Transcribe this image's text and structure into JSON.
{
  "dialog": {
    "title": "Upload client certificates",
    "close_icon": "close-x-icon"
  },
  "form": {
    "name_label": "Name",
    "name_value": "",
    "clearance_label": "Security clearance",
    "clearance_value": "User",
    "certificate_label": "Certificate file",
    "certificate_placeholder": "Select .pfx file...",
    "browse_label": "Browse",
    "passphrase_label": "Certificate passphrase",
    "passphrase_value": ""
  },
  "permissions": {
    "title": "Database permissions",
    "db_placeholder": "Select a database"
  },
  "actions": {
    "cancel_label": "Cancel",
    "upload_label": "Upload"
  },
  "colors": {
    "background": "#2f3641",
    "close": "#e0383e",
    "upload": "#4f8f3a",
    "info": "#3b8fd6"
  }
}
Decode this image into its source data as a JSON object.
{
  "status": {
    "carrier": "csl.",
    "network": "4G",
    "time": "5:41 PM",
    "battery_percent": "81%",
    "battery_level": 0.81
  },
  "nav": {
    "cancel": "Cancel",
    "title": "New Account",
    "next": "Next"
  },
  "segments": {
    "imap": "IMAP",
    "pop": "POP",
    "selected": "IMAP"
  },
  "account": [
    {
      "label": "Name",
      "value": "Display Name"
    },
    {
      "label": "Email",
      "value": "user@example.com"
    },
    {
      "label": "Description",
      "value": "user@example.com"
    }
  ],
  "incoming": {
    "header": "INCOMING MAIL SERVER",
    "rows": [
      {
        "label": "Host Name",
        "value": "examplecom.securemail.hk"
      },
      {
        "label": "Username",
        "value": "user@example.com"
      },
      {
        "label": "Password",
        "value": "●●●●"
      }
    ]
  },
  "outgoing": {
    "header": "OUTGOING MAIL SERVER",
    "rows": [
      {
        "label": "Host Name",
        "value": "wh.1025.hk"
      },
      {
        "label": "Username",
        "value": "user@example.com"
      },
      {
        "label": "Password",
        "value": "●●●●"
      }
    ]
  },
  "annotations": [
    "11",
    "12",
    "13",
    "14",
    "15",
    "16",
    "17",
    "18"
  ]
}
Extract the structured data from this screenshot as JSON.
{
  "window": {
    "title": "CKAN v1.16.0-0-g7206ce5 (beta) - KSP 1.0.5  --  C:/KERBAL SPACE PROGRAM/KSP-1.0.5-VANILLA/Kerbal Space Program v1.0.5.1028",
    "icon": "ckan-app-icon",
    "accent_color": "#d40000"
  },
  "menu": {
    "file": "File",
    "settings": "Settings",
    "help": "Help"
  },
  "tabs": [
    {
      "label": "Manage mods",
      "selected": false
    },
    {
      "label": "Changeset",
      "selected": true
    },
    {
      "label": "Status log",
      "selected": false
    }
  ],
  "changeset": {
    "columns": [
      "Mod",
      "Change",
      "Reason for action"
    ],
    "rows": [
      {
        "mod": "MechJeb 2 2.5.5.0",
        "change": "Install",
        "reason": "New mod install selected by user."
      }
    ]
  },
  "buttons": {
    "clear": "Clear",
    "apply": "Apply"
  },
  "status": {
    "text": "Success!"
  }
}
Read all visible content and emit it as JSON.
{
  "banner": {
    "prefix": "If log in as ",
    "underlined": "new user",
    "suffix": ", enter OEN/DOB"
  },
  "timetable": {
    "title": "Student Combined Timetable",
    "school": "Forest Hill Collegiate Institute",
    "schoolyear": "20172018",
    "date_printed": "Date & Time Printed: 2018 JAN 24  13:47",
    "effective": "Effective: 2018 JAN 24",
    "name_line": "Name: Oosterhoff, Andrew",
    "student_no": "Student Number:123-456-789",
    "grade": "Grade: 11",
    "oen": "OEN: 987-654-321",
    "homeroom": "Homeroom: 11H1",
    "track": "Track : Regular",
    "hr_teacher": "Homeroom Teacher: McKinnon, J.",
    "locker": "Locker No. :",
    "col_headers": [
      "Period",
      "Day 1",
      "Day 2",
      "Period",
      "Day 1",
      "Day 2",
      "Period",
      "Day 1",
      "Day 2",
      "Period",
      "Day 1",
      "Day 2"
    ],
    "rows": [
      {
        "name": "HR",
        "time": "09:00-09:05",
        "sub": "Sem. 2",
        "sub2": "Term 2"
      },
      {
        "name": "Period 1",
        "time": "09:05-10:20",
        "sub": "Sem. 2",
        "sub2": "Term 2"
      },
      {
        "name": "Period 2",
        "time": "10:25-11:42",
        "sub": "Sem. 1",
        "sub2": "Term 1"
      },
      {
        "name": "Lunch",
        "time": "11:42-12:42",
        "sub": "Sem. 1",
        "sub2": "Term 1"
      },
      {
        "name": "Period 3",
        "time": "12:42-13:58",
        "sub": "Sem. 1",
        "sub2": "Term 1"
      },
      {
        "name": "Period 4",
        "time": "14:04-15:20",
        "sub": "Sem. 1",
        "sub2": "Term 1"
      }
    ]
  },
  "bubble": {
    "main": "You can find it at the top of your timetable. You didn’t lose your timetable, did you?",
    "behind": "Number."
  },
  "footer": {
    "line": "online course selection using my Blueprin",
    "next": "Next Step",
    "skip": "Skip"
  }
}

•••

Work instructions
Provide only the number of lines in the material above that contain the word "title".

Result of the exercise
5